_Available data_

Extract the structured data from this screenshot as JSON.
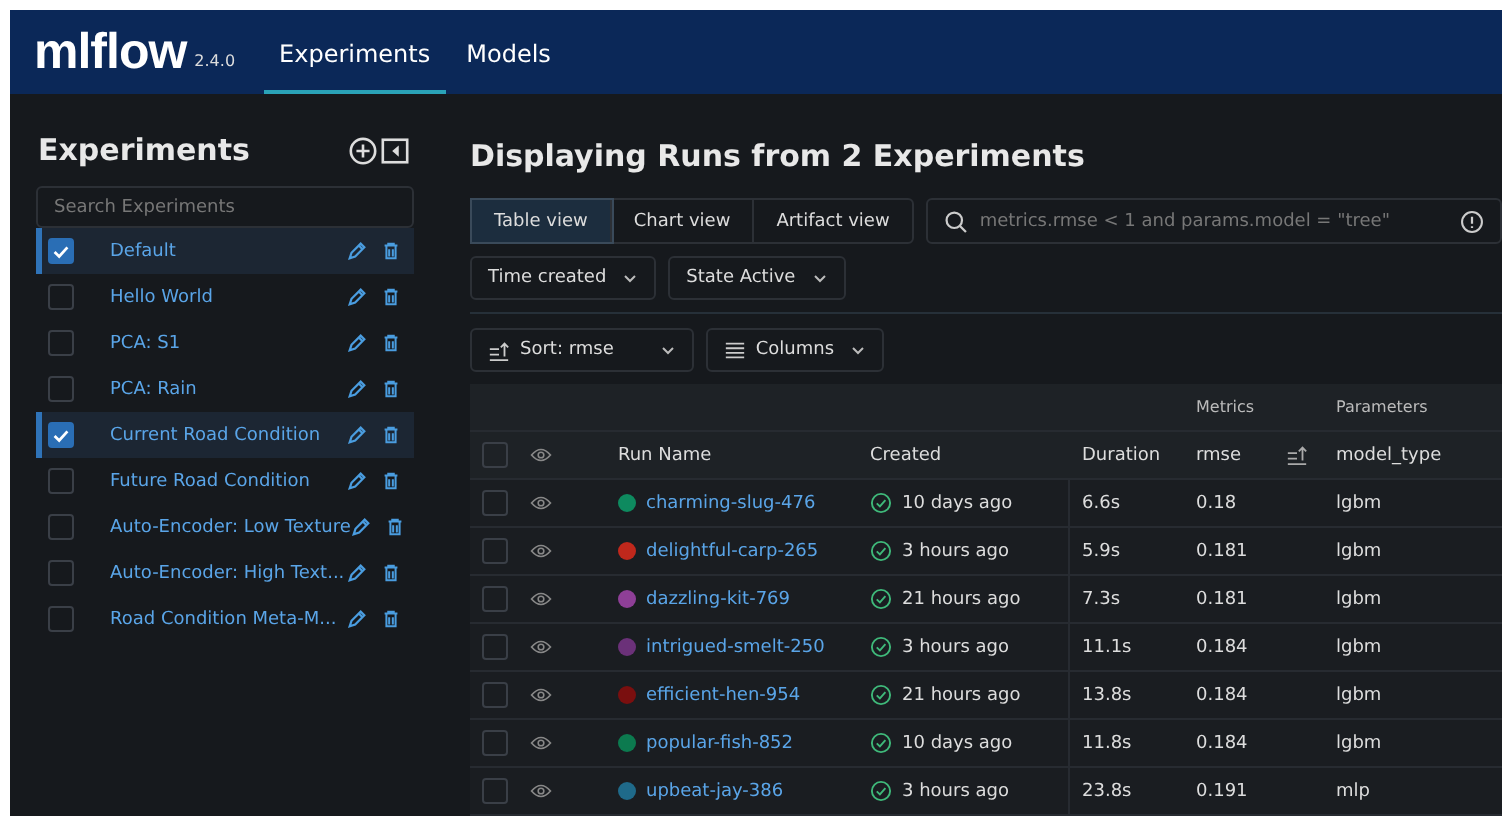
{
  "header": {
    "logo": "mlflow",
    "version": "2.4.0",
    "tabs": [
      {
        "label": "Experiments",
        "selected": true
      },
      {
        "label": "Models",
        "selected": false
      }
    ]
  },
  "sidebar": {
    "title": "Experiments",
    "search": {
      "placeholder": "Search Experiments"
    },
    "items": [
      {
        "name": "Default",
        "checked": true
      },
      {
        "name": "Hello World",
        "checked": false
      },
      {
        "name": "PCA: S1",
        "checked": false
      },
      {
        "name": "PCA: Rain",
        "checked": false
      },
      {
        "name": "Current Road Condition",
        "checked": true
      },
      {
        "name": "Future Road Condition",
        "checked": false
      },
      {
        "name": "Auto-Encoder: Low Texture",
        "checked": false
      },
      {
        "name": "Auto-Encoder: High Text...",
        "checked": false
      },
      {
        "name": "Road Condition Meta-M...",
        "checked": false
      }
    ]
  },
  "main": {
    "title": "Displaying Runs from 2 Experiments",
    "views": [
      {
        "label": "Table view",
        "selected": true
      },
      {
        "label": "Chart view",
        "selected": false
      },
      {
        "label": "Artifact view",
        "selected": false
      }
    ],
    "search": {
      "placeholder": "metrics.rmse < 1 and params.model = \"tree\""
    },
    "filters": [
      "Time created",
      "State Active"
    ],
    "sort": "Sort: rmse",
    "columns_button": "Columns",
    "table": {
      "select_all": {
        "checked": false
      },
      "groups": [
        "Metrics",
        "Parameters"
      ],
      "columns": [
        "Run Name",
        "Created",
        "Duration",
        "rmse",
        "model_type"
      ],
      "rows": [
        {
          "name": "charming-slug-476",
          "checked": false,
          "color": "#0e8a5f",
          "created": "10 days ago",
          "duration": "6.6s",
          "rmse": "0.18",
          "model_type": "lgbm"
        },
        {
          "name": "delightful-carp-265",
          "checked": false,
          "color": "#c0281c",
          "created": "3 hours ago",
          "duration": "5.9s",
          "rmse": "0.181",
          "model_type": "lgbm"
        },
        {
          "name": "dazzling-kit-769",
          "checked": false,
          "color": "#8e3f97",
          "created": "21 hours ago",
          "duration": "7.3s",
          "rmse": "0.181",
          "model_type": "lgbm"
        },
        {
          "name": "intrigued-smelt-250",
          "checked": false,
          "color": "#6b3179",
          "created": "3 hours ago",
          "duration": "11.1s",
          "rmse": "0.184",
          "model_type": "lgbm"
        },
        {
          "name": "efficient-hen-954",
          "checked": false,
          "color": "#7a0f0f",
          "created": "21 hours ago",
          "duration": "13.8s",
          "rmse": "0.184",
          "model_type": "lgbm"
        },
        {
          "name": "popular-fish-852",
          "checked": false,
          "color": "#0c7a4f",
          "created": "10 days ago",
          "duration": "11.8s",
          "rmse": "0.184",
          "model_type": "lgbm"
        },
        {
          "name": "upbeat-jay-386",
          "checked": false,
          "color": "#1f6a8a",
          "created": "3 hours ago",
          "duration": "23.8s",
          "rmse": "0.191",
          "model_type": "mlp"
        }
      ]
    }
  }
}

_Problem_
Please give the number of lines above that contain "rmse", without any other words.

_Response for this exercise_
10